"""

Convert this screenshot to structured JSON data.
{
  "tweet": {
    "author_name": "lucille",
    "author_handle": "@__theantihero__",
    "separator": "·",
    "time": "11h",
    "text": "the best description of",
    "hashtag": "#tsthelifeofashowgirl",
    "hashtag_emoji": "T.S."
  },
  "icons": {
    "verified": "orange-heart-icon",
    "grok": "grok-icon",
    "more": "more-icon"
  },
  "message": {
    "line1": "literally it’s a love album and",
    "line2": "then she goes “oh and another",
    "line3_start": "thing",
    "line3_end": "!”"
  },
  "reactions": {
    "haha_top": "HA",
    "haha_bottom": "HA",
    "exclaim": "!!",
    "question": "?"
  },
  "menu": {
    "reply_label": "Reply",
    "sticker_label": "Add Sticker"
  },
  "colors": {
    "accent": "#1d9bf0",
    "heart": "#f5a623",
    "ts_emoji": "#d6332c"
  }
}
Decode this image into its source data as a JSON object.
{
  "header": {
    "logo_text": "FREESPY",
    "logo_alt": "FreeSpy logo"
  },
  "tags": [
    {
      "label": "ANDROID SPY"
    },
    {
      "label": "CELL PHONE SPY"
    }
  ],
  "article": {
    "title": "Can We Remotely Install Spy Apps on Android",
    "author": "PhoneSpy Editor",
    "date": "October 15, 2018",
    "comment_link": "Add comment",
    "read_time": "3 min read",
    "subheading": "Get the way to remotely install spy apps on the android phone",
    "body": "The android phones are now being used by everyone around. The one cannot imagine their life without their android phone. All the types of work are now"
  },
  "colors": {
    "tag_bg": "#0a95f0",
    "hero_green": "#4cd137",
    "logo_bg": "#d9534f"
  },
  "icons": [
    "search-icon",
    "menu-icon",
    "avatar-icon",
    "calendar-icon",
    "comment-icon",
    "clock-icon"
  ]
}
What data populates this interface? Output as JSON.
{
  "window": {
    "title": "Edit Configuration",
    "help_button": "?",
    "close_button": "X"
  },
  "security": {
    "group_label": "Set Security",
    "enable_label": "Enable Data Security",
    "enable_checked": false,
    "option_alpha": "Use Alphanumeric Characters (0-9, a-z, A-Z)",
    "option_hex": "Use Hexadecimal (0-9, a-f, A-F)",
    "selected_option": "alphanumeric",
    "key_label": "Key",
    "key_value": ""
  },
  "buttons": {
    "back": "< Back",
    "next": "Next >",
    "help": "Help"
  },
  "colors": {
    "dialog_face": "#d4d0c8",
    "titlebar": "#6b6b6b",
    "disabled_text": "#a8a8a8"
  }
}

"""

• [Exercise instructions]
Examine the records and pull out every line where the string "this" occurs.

• [Exercise solution]
Convert this screenshot to structured JSON data.
Decode this image into its source data as a JSON object.
What data populates this interface? Output as JSON.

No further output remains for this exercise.